- Data on the abundance of adult (rod catch) and juvenile (electrofishing surveys) Atlantic salmon were analysed to assess the potential impact of offshore wind farm construction and operation on local stocks.
- Given the available data and assumptions of the models (including choice of treatment and control rivers) no significant effect of wind farm construction was detected on the abundance of either adult or juvenile salmon.
- The findings of this analysis should be interpreted in the context of the limited power of both the rod catch (adult abundance) and electrofishing (juvenile abundance) data to detect change. Specifically, there is a 1 in 5 chance that the wind farm could be depressing Atlantic salmon abundance in potentially affected rivers by as much as 40% without being detected.
- In the current situation, where there is not an opportunity for obtaining greater predevelopment baseline information, the collection of additional electrofishing data does not improve the chances of detecting an effect of the wind farm beyond that already provided by the rod catch data (a freely available resource collated by Marine Scotland Science).

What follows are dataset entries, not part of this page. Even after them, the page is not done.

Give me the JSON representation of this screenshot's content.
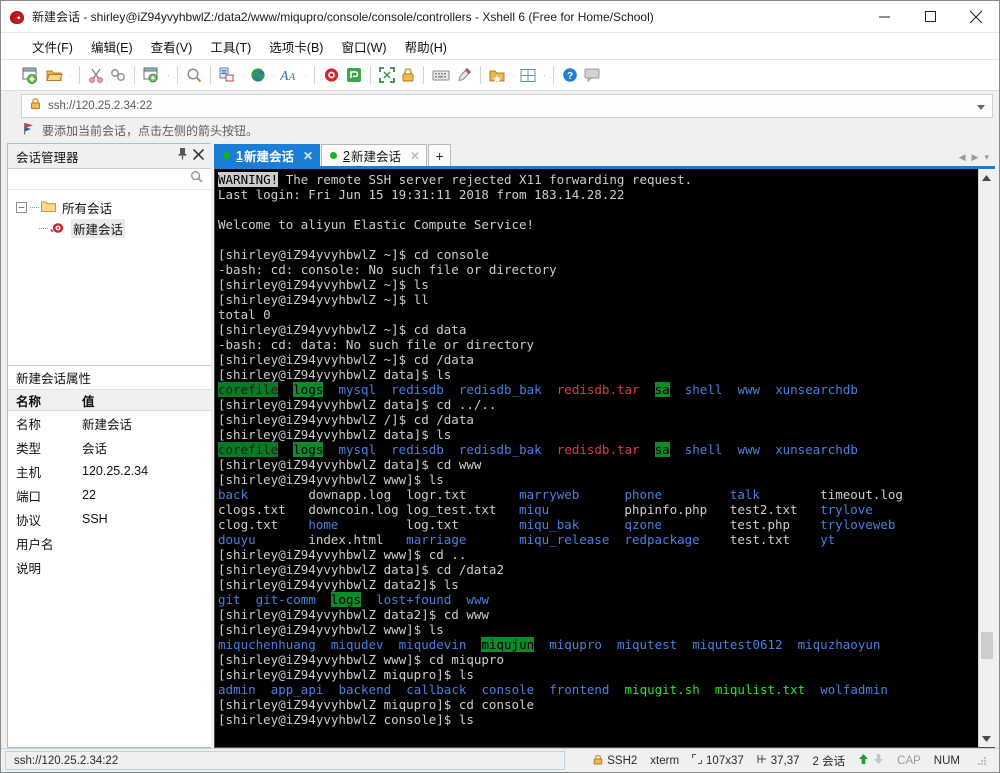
{
  "window": {
    "title": "新建会话 - shirley@iZ94yvyhbwlZ:/data2/www/miqupro/console/console/controllers - Xshell 6 (Free for Home/School)",
    "minimize": "–",
    "maximize": "□",
    "close": "✕"
  },
  "menubar": {
    "items": [
      {
        "label": "文件(F)",
        "name": "menu-file"
      },
      {
        "label": "编辑(E)",
        "name": "menu-edit"
      },
      {
        "label": "查看(V)",
        "name": "menu-view"
      },
      {
        "label": "工具(T)",
        "name": "menu-tools"
      },
      {
        "label": "选项卡(B)",
        "name": "menu-tabs"
      },
      {
        "label": "窗口(W)",
        "name": "menu-window"
      },
      {
        "label": "帮助(H)",
        "name": "menu-help"
      }
    ]
  },
  "toolbar": {
    "icons": [
      "new-session-icon",
      "open-folder-icon",
      "cut-icon",
      "copy-link-icon",
      "session-properties-icon",
      "find-icon",
      "transfer-file-icon",
      "globe-icon",
      "font-icon",
      "xshell-icon",
      "xftp-icon",
      "fullscreen-icon",
      "lock-icon",
      "keyboard-icon",
      "highlight-icon",
      "session-folder-icon",
      "layout-icon",
      "help-icon",
      "comment-icon"
    ]
  },
  "address_bar": {
    "value": "ssh://120.25.2.34:22",
    "lock_icon": "lock-icon",
    "dropdown_icon": "chevron-down-icon"
  },
  "notice": {
    "icon": "flag-icon",
    "text": "要添加当前会话，点击左侧的箭头按钮。"
  },
  "session_manager": {
    "title": "会话管理器",
    "pin_icon": "pin-icon",
    "close_icon": "close-icon",
    "search_placeholder": "",
    "search_icon": "search-icon",
    "tree": {
      "root_label": "所有会话",
      "children": [
        {
          "label": "新建会话",
          "icon": "snail-icon"
        }
      ]
    }
  },
  "properties": {
    "title": "新建会话属性",
    "columns": [
      "名称",
      "值"
    ],
    "rows": [
      {
        "name": "名称",
        "value": "新建会话"
      },
      {
        "name": "类型",
        "value": "会话"
      },
      {
        "name": "主机",
        "value": "120.25.2.34"
      },
      {
        "name": "端口",
        "value": "22"
      },
      {
        "name": "协议",
        "value": "SSH"
      },
      {
        "name": "用户名",
        "value": ""
      },
      {
        "name": "说明",
        "value": ""
      }
    ]
  },
  "tabs": {
    "items": [
      {
        "num": "1",
        "label": "新建会话",
        "active": true,
        "close": "✕",
        "dot": "status-dot-green"
      },
      {
        "num": "2",
        "label": "新建会话",
        "active": false,
        "close": "✕",
        "dot": "status-dot-green"
      }
    ],
    "add_label": "+",
    "nav_prev": "◀",
    "nav_next": "▶",
    "nav_menu": "▾"
  },
  "terminal": {
    "lines": [
      [
        {
          "t": "WARNING!",
          "c": "inv"
        },
        {
          "t": " The remote SSH server rejected X11 forwarding request.",
          "c": "white"
        }
      ],
      [
        {
          "t": "Last login: Fri Jun 15 19:31:11 2018 from 183.14.28.22",
          "c": "white"
        }
      ],
      [
        {
          "t": "",
          "c": "white"
        }
      ],
      [
        {
          "t": "Welcome to aliyun Elastic Compute Service!",
          "c": "white"
        }
      ],
      [
        {
          "t": "",
          "c": "white"
        }
      ],
      [
        {
          "t": "[shirley@iZ94yvyhbwlZ ~]$ cd console",
          "c": "white"
        }
      ],
      [
        {
          "t": "-bash: cd: console: No such file or directory",
          "c": "white"
        }
      ],
      [
        {
          "t": "[shirley@iZ94yvyhbwlZ ~]$ ls",
          "c": "white"
        }
      ],
      [
        {
          "t": "[shirley@iZ94yvyhbwlZ ~]$ ll",
          "c": "white"
        }
      ],
      [
        {
          "t": "total 0",
          "c": "white"
        }
      ],
      [
        {
          "t": "[shirley@iZ94yvyhbwlZ ~]$ cd data",
          "c": "white"
        }
      ],
      [
        {
          "t": "-bash: cd: data: No such file or directory",
          "c": "white"
        }
      ],
      [
        {
          "t": "[shirley@iZ94yvyhbwlZ ~]$ cd /data",
          "c": "white"
        }
      ],
      [
        {
          "t": "[shirley@iZ94yvyhbwlZ data]$ ls",
          "c": "white"
        }
      ],
      [
        {
          "t": "corefile",
          "c": "hl-dark"
        },
        {
          "t": "  ",
          "c": "white"
        },
        {
          "t": "logs",
          "c": "hl-green"
        },
        {
          "t": "  ",
          "c": "white"
        },
        {
          "t": "mysql",
          "c": "blue"
        },
        {
          "t": "  ",
          "c": "white"
        },
        {
          "t": "redisdb",
          "c": "blue"
        },
        {
          "t": "  ",
          "c": "white"
        },
        {
          "t": "redisdb_bak",
          "c": "blue"
        },
        {
          "t": "  ",
          "c": "white"
        },
        {
          "t": "redisdb.tar",
          "c": "red"
        },
        {
          "t": "  ",
          "c": "white"
        },
        {
          "t": "sa",
          "c": "hl-green"
        },
        {
          "t": "  ",
          "c": "white"
        },
        {
          "t": "shell",
          "c": "blue"
        },
        {
          "t": "  ",
          "c": "white"
        },
        {
          "t": "www",
          "c": "blue"
        },
        {
          "t": "  ",
          "c": "white"
        },
        {
          "t": "xunsearchdb",
          "c": "blue"
        }
      ],
      [
        {
          "t": "[shirley@iZ94yvyhbwlZ data]$ cd ../..",
          "c": "white"
        }
      ],
      [
        {
          "t": "[shirley@iZ94yvyhbwlZ /]$ cd /data",
          "c": "white"
        }
      ],
      [
        {
          "t": "[shirley@iZ94yvyhbwlZ data]$ ls",
          "c": "white"
        }
      ],
      [
        {
          "t": "corefile",
          "c": "hl-dark"
        },
        {
          "t": "  ",
          "c": "white"
        },
        {
          "t": "logs",
          "c": "hl-green"
        },
        {
          "t": "  ",
          "c": "white"
        },
        {
          "t": "mysql",
          "c": "blue"
        },
        {
          "t": "  ",
          "c": "white"
        },
        {
          "t": "redisdb",
          "c": "blue"
        },
        {
          "t": "  ",
          "c": "white"
        },
        {
          "t": "redisdb_bak",
          "c": "blue"
        },
        {
          "t": "  ",
          "c": "white"
        },
        {
          "t": "redisdb.tar",
          "c": "red"
        },
        {
          "t": "  ",
          "c": "white"
        },
        {
          "t": "sa",
          "c": "hl-green"
        },
        {
          "t": "  ",
          "c": "white"
        },
        {
          "t": "shell",
          "c": "blue"
        },
        {
          "t": "  ",
          "c": "white"
        },
        {
          "t": "www",
          "c": "blue"
        },
        {
          "t": "  ",
          "c": "white"
        },
        {
          "t": "xunsearchdb",
          "c": "blue"
        }
      ],
      [
        {
          "t": "[shirley@iZ94yvyhbwlZ data]$ cd www",
          "c": "white"
        }
      ],
      [
        {
          "t": "[shirley@iZ94yvyhbwlZ www]$ ls",
          "c": "white"
        }
      ],
      [
        {
          "t": "back",
          "c": "blue"
        },
        {
          "t": "        ",
          "c": "white"
        },
        {
          "t": "downapp.log",
          "c": "white"
        },
        {
          "t": "  ",
          "c": "white"
        },
        {
          "t": "logr.txt",
          "c": "white"
        },
        {
          "t": "       ",
          "c": "white"
        },
        {
          "t": "marryweb",
          "c": "blue"
        },
        {
          "t": "      ",
          "c": "white"
        },
        {
          "t": "phone",
          "c": "blue"
        },
        {
          "t": "         ",
          "c": "white"
        },
        {
          "t": "talk",
          "c": "blue"
        },
        {
          "t": "        ",
          "c": "white"
        },
        {
          "t": "timeout.log",
          "c": "white"
        }
      ],
      [
        {
          "t": "clogs.txt",
          "c": "white"
        },
        {
          "t": "   ",
          "c": "white"
        },
        {
          "t": "downcoin.log",
          "c": "white"
        },
        {
          "t": " ",
          "c": "white"
        },
        {
          "t": "log_test.txt",
          "c": "white"
        },
        {
          "t": "   ",
          "c": "white"
        },
        {
          "t": "miqu",
          "c": "blue"
        },
        {
          "t": "          ",
          "c": "white"
        },
        {
          "t": "phpinfo.php",
          "c": "white"
        },
        {
          "t": "   ",
          "c": "white"
        },
        {
          "t": "test2.txt",
          "c": "white"
        },
        {
          "t": "   ",
          "c": "white"
        },
        {
          "t": "trylove",
          "c": "blue"
        }
      ],
      [
        {
          "t": "clog.txt",
          "c": "white"
        },
        {
          "t": "    ",
          "c": "white"
        },
        {
          "t": "home",
          "c": "blue"
        },
        {
          "t": "         ",
          "c": "white"
        },
        {
          "t": "log.txt",
          "c": "white"
        },
        {
          "t": "        ",
          "c": "white"
        },
        {
          "t": "miqu_bak",
          "c": "blue"
        },
        {
          "t": "      ",
          "c": "white"
        },
        {
          "t": "qzone",
          "c": "blue"
        },
        {
          "t": "         ",
          "c": "white"
        },
        {
          "t": "test.php",
          "c": "white"
        },
        {
          "t": "    ",
          "c": "white"
        },
        {
          "t": "tryloveweb",
          "c": "blue"
        }
      ],
      [
        {
          "t": "douyu",
          "c": "blue"
        },
        {
          "t": "       ",
          "c": "white"
        },
        {
          "t": "index.html",
          "c": "white"
        },
        {
          "t": "   ",
          "c": "white"
        },
        {
          "t": "marriage",
          "c": "blue"
        },
        {
          "t": "       ",
          "c": "white"
        },
        {
          "t": "miqu_release",
          "c": "blue"
        },
        {
          "t": "  ",
          "c": "white"
        },
        {
          "t": "redpackage",
          "c": "blue"
        },
        {
          "t": "    ",
          "c": "white"
        },
        {
          "t": "test.txt",
          "c": "white"
        },
        {
          "t": "    ",
          "c": "white"
        },
        {
          "t": "yt",
          "c": "blue"
        }
      ],
      [
        {
          "t": "[shirley@iZ94yvyhbwlZ www]$ cd ..",
          "c": "white"
        }
      ],
      [
        {
          "t": "[shirley@iZ94yvyhbwlZ data]$ cd /data2",
          "c": "white"
        }
      ],
      [
        {
          "t": "[shirley@iZ94yvyhbwlZ data2]$ ls",
          "c": "white"
        }
      ],
      [
        {
          "t": "git",
          "c": "blue"
        },
        {
          "t": "  ",
          "c": "white"
        },
        {
          "t": "git-comm",
          "c": "blue"
        },
        {
          "t": "  ",
          "c": "white"
        },
        {
          "t": "logs",
          "c": "hl-green"
        },
        {
          "t": "  ",
          "c": "white"
        },
        {
          "t": "lost+found",
          "c": "blue"
        },
        {
          "t": "  ",
          "c": "white"
        },
        {
          "t": "www",
          "c": "blue"
        }
      ],
      [
        {
          "t": "[shirley@iZ94yvyhbwlZ data2]$ cd www",
          "c": "white"
        }
      ],
      [
        {
          "t": "[shirley@iZ94yvyhbwlZ www]$ ls",
          "c": "white"
        }
      ],
      [
        {
          "t": "miquchenhuang",
          "c": "blue"
        },
        {
          "t": "  ",
          "c": "white"
        },
        {
          "t": "miqudev",
          "c": "blue"
        },
        {
          "t": "  ",
          "c": "white"
        },
        {
          "t": "miqudevin",
          "c": "blue"
        },
        {
          "t": "  ",
          "c": "white"
        },
        {
          "t": "miqujun",
          "c": "hl-green"
        },
        {
          "t": "  ",
          "c": "white"
        },
        {
          "t": "miqupro",
          "c": "blue"
        },
        {
          "t": "  ",
          "c": "white"
        },
        {
          "t": "miqutest",
          "c": "blue"
        },
        {
          "t": "  ",
          "c": "white"
        },
        {
          "t": "miqutest0612",
          "c": "blue"
        },
        {
          "t": "  ",
          "c": "white"
        },
        {
          "t": "miquzhaoyun",
          "c": "blue"
        }
      ],
      [
        {
          "t": "[shirley@iZ94yvyhbwlZ www]$ cd miqupro",
          "c": "white"
        }
      ],
      [
        {
          "t": "[shirley@iZ94yvyhbwlZ miqupro]$ ls",
          "c": "white"
        }
      ],
      [
        {
          "t": "admin",
          "c": "blue"
        },
        {
          "t": "  ",
          "c": "white"
        },
        {
          "t": "app_api",
          "c": "blue"
        },
        {
          "t": "  ",
          "c": "white"
        },
        {
          "t": "backend",
          "c": "blue"
        },
        {
          "t": "  ",
          "c": "white"
        },
        {
          "t": "callback",
          "c": "blue"
        },
        {
          "t": "  ",
          "c": "white"
        },
        {
          "t": "console",
          "c": "blue"
        },
        {
          "t": "  ",
          "c": "white"
        },
        {
          "t": "frontend",
          "c": "blue"
        },
        {
          "t": "  ",
          "c": "white"
        },
        {
          "t": "miqugit.sh",
          "c": "green"
        },
        {
          "t": "  ",
          "c": "white"
        },
        {
          "t": "miqulist.txt",
          "c": "green"
        },
        {
          "t": "  ",
          "c": "white"
        },
        {
          "t": "wolfadmin",
          "c": "blue"
        }
      ],
      [
        {
          "t": "[shirley@iZ94yvyhbwlZ miqupro]$ cd console",
          "c": "white"
        }
      ],
      [
        {
          "t": "[shirley@iZ94yvyhbwlZ console]$ ls",
          "c": "white"
        }
      ]
    ]
  },
  "statusbar": {
    "connection": "ssh://120.25.2.34:22",
    "security_icon": "lock-icon",
    "protocol": "SSH2",
    "terminal_type": "xterm",
    "size_icon": "screen-size-icon",
    "size": "107x37",
    "cursor_icon": "cursor-pos-icon",
    "cursor": "37,37",
    "sessions": "2 会话",
    "up_icon": "arrow-up-icon",
    "down_icon": "arrow-down-icon",
    "caps": "CAP",
    "num": "NUM"
  }
}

- Given the associated costs, it is suggested that the collection of additional electrofishing data is therefore unwarranted at the present time.
- Given the remaining uncertainty and the (small) improvements in statistical power provided by longer runs of data, it is suggested that the rod catch data should continue to be monitored and assessed.
- If, in the future, rod catch data suggest a substantial decline in adult numbers returning to the rivers to the north-east of the wind farm relative to those on the Irish Sea side, then collection of supplementary electrofishing data may be justified.
- It is recommended that prior to a future offshore development situational-specific power analyses should be performed and a decision made with regard to the amounts and types of data to be collected.